[2 ]De terrâ (Salicâ) in mulierem nulla portio hœreditatis transit,’ &c. The word ‘Salicâ’ is certainly an interpolation, as may be seen at a glance from the tabular comparison of the MSS. in the splendid edition of the Lex Salica by Messrs. Kern and Hessels. (London: Murray, 1880), L.S. 379 et seq.
[3 ]See Grimm, Deutsche Rechtsalterthümer I. 237. ‘Erstes Geschäft des neuen Königs war sein Reich zu umreiten.’ . . . Grimm quotes Gregory of Tours, 4, 14, ‘Deinde ibat rex per civitates in circuitu positas.’ He refers also to similar duties of the Swedish King, and cites the prayer of the Saxons to Henry IV.: ‘Ut totam in solâ Saxoniâ ætatem inerti otio deditus non transigat, sed interdum regnum suum circumeat.’

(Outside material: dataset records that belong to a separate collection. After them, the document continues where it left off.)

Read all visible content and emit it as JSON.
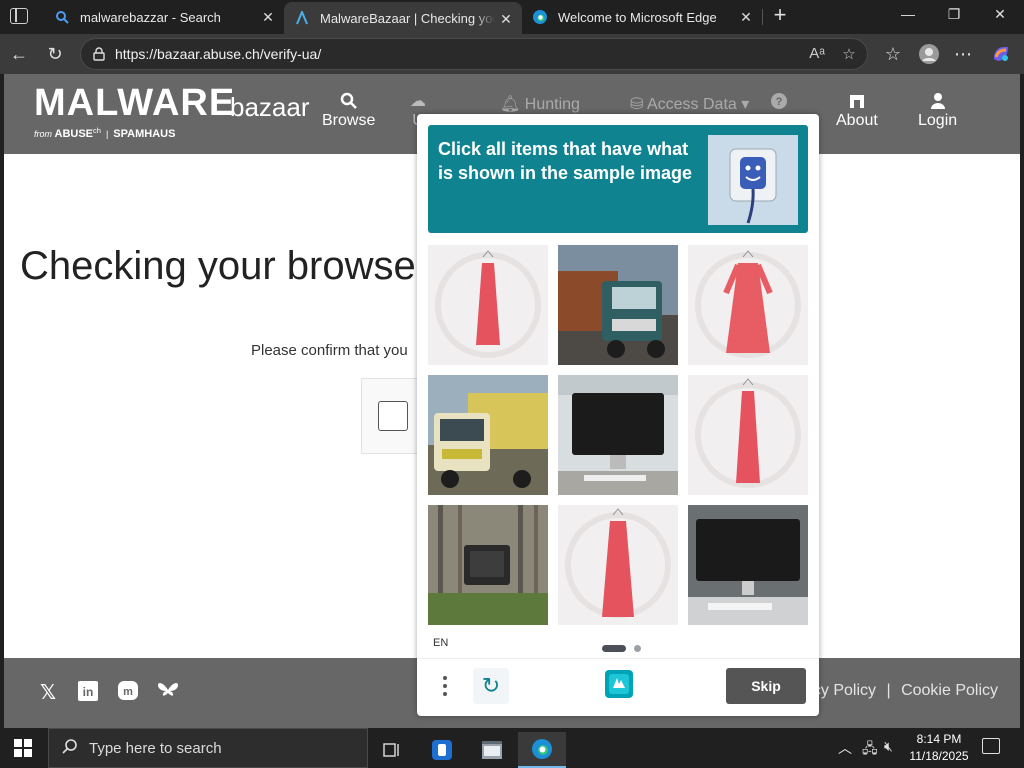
{
  "browser": {
    "tabs": [
      {
        "title": "malwarebazzar - Search",
        "icon": "search-icon"
      },
      {
        "title": "MalwareBazaar | Checking your browser",
        "icon": "abuse-logo-icon",
        "active": true
      },
      {
        "title": "Welcome to Microsoft Edge",
        "icon": "edge-icon"
      }
    ],
    "url": "https://bazaar.abuse.ch/verify-ua/",
    "read_aloud_icon": "Aᵃ"
  },
  "site": {
    "logo_main": "MALWARE",
    "logo_sub": "bazaar",
    "logo_from": "from",
    "logo_abuse": "ABUSE",
    "logo_abuse_sup": "ch",
    "logo_spamhaus": "SPAMHAUS",
    "nav": {
      "browse": "Browse",
      "upload_partial": "U",
      "hunting": "Hunting",
      "access_data": "Access Data",
      "about": "About",
      "login": "Login"
    },
    "heading": "Checking your browse",
    "confirm_text": "Please confirm that you",
    "footer_links": {
      "privacy": "acy Policy",
      "separator": "|",
      "cookie": "Cookie Policy"
    },
    "social": [
      "x-icon",
      "linkedin-icon",
      "mastodon-icon",
      "bluesky-icon"
    ]
  },
  "captcha": {
    "prompt": "Click all items that have what is shown in the sample image",
    "sample": "power-outlet-with-plug",
    "grid": [
      "red-dress",
      "truck-teal",
      "red-dress",
      "truck-yellow",
      "computer-monitor",
      "red-dress",
      "crt-tv-in-forest",
      "red-dress",
      "computer-monitor"
    ],
    "language": "EN",
    "skip_label": "Skip",
    "page": 1,
    "pages": 2
  },
  "taskbar": {
    "search_placeholder": "Type here to search",
    "time": "8:14 PM",
    "date": "11/18/2025"
  },
  "colors": {
    "captcha_teal": "#0f8390",
    "site_header": "#676767",
    "skip_button": "#555555"
  }
}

[4 ]A passage in an interesting book, Drew’s Kashmir and Jummoo, curiously illustrates the character of the ancient royal jurisdiction, and also one of the motives which produced the King’s activity in exercising it. Here is an account of what still goes on in the Curia Regis of the Maharajah of Cashmere, himself a sovereign much more modern than the system he follows. Gholab Singh, the first of the dynasty which was established by the English in 1846, was (says Mr. Drew) ‘always accessible, patient and ready to listen to complaints. He was much given to looking into details, so that the smallest thing might be brought before him and receive his consideration. With the customary offering of a rupee, any one could get his ear; even in a crowd one could catch his eye by holding up a rupee and calling out “My Lord the King, a petition!” He would pounce down like a hawk on the money, and, having appropriated it, would patiently hear out the petitioner. Once a man after this fashion making his complaint, when the Maharajah was taking the rupee, closed his hand on it and said, “No; first hear what I have got to say.” Even this did not go beyond Gholab Singh’s patience; he waited till the man had told his tale and opened his hand; then, taking the money, he gave orders about the case.’ ‘The civil and criminal cases,’ it is afterwards stated, ‘have usually been previously inquired into by judicial officers in the Courts of First Instance, and perhaps have been adjudicated upon by the Court of Appeal; but it is open to suitors and complainants to try their fortune with the Maharajah himself.’